The problem. Type out the data exactly as given. Skip any image.

Data provided.
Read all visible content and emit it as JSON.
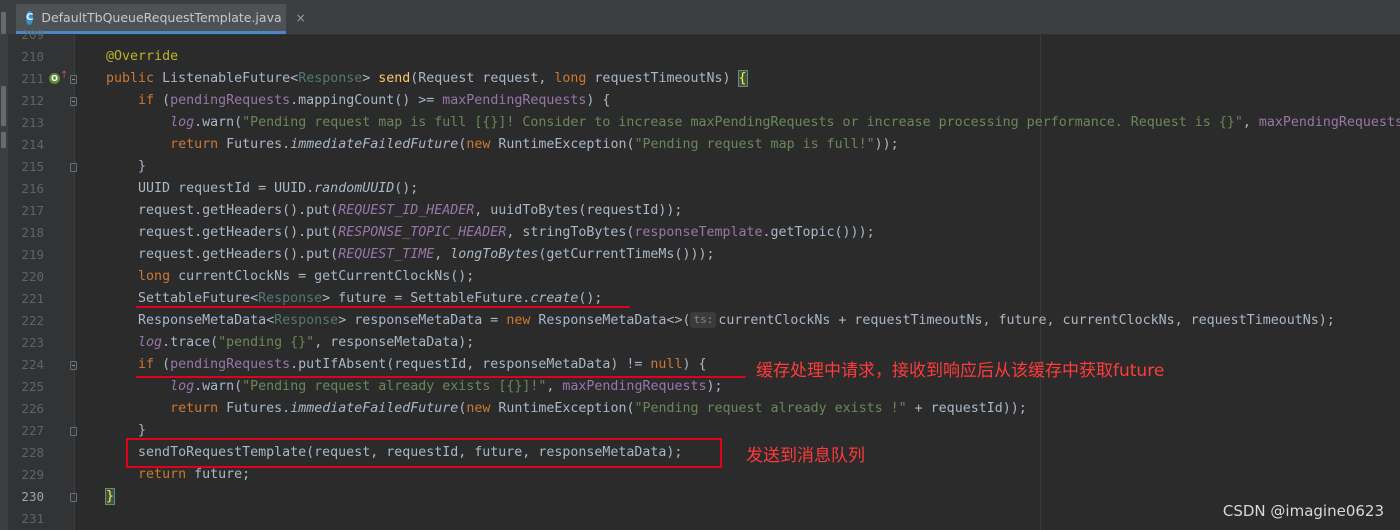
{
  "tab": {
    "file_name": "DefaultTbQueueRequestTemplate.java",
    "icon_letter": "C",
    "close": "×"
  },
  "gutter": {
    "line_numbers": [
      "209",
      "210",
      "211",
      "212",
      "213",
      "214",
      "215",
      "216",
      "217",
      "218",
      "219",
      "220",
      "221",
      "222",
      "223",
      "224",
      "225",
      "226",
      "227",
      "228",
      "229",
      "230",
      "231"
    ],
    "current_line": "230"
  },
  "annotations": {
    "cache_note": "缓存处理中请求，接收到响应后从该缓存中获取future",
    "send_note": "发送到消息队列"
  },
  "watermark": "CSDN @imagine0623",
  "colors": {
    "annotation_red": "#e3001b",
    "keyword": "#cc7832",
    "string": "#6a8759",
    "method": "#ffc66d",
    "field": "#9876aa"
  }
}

Task solution.
Read all visible content and emit it as JSON.
{
  "tab": {
    "file_name": "DefaultTbQueueRequestTemplate.java",
    "icon_letter": "C",
    "close": "×"
  },
  "gutter": {
    "line_numbers": [
      "209",
      "210",
      "211",
      "212",
      "213",
      "214",
      "215",
      "216",
      "217",
      "218",
      "219",
      "220",
      "221",
      "222",
      "223",
      "224",
      "225",
      "226",
      "227",
      "228",
      "229",
      "230",
      "231"
    ],
    "current_line": "230"
  },
  "annotations": {
    "cache_note": "缓存处理中请求，接收到响应后从该缓存中获取future",
    "send_note": "发送到消息队列"
  },
  "watermark": "CSDN @imagine0623",
  "colors": {
    "annotation_red": "#e3001b",
    "keyword": "#cc7832",
    "string": "#6a8759",
    "method": "#ffc66d",
    "field": "#9876aa"
  }
}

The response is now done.